Cold Storage On DiskIf archival data does not warrant a real-time response time, why not just turn off the storage disks when they are not in use? In fact, this is exactly the approach that has been adopted by Facebook and shared via the Open Compute Project under the new name, Cold Storage. By storing inactive data using disks that are turned off at least 50% of the time, and by accepting a 30 second spin-up delay for retrieval, three good things happen:
- Open-standards hardware with commodity desktop drives, easily the cheapest storage medium around today, can be safely used.
- Disk life (the most expensive component of storage) is doubled, as drives are powered down nearly 90% of the time.
- The power required to operate a rack of powered-down disks can be substantially reduced to under 3kw, an energy savings of at least half.
In this way, Cold Storage economically fills the gap between hot disks and tape for much of the storage that is currently kept on disk but not ready for offload to tape.
[For more on how the Open Compute Project is helping enterprises lower costs, read: Why You're Paying Too Much for Data Center Technology.]
Some may remember Copan and their early efforts at Cold Storage with MAID (Massive Array of Idle Disks). Although ahead of it's time, recent advances in network speeds to support higher throughput rates and evolutions in disk drive technology and SATA connections, make this a perfect time to revisit the benefits of Cold Storage technology. The result will be significant cost savings and energy efficiency in the fastest growing area of data storage where an impact is sure to be felt.

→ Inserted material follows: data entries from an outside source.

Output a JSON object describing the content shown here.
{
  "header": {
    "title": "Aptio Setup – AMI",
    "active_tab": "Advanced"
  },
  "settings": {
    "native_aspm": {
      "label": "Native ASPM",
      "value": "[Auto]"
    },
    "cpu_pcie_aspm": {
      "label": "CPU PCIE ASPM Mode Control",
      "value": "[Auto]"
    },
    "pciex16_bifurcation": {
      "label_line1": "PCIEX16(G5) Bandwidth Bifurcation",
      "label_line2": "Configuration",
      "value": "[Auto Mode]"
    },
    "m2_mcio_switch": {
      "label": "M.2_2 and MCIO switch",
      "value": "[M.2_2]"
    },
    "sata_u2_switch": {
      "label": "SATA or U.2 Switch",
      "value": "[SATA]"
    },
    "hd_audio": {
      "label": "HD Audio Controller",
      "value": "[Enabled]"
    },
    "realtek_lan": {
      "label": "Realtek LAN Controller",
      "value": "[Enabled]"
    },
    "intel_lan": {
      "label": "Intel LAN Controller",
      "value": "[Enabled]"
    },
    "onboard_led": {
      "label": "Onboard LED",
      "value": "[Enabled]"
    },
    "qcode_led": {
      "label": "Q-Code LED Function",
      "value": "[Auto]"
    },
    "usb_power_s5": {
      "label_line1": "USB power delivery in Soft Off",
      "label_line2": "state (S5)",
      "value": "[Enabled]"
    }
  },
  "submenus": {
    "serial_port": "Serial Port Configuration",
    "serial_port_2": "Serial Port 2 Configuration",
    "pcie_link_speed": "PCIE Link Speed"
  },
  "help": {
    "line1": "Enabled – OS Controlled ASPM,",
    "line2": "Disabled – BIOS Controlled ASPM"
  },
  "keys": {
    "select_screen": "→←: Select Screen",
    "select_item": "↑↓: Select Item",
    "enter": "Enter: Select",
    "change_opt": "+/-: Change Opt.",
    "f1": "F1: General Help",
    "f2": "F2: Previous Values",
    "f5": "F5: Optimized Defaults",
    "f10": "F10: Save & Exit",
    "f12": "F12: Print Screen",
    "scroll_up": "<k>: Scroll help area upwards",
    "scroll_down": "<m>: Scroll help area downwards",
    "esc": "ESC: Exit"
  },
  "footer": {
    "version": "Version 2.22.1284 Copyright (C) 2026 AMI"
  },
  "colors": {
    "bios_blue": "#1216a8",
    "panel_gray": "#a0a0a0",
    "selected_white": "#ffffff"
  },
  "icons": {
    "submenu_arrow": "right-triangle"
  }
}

About The Author: Jeff Flowers is a seasoned technology executive with deep IT and technical expertise. As the former Co-Founder and CTO of consumer backup company, Carbonite, Jeff experienced first-hand the challenges of effectively managing nearly 100 petabytes of data storage under the constraints of a cost-driven business model. In 2009, while at Carbonite, Jeff was named CTO of the Year by the Mass Technology Leadership Council. Carbonite went public in the fall of 2011. Jeff left Carbonite in April 2012 to found SageCloud, a data storage software company, but remains an active member of Carbonite's Board of Directors. Jeff holds a B.S. and M.S. in Information and Computer Science from the Georgia Institute of Technology and attended the Northeastern University School of Business.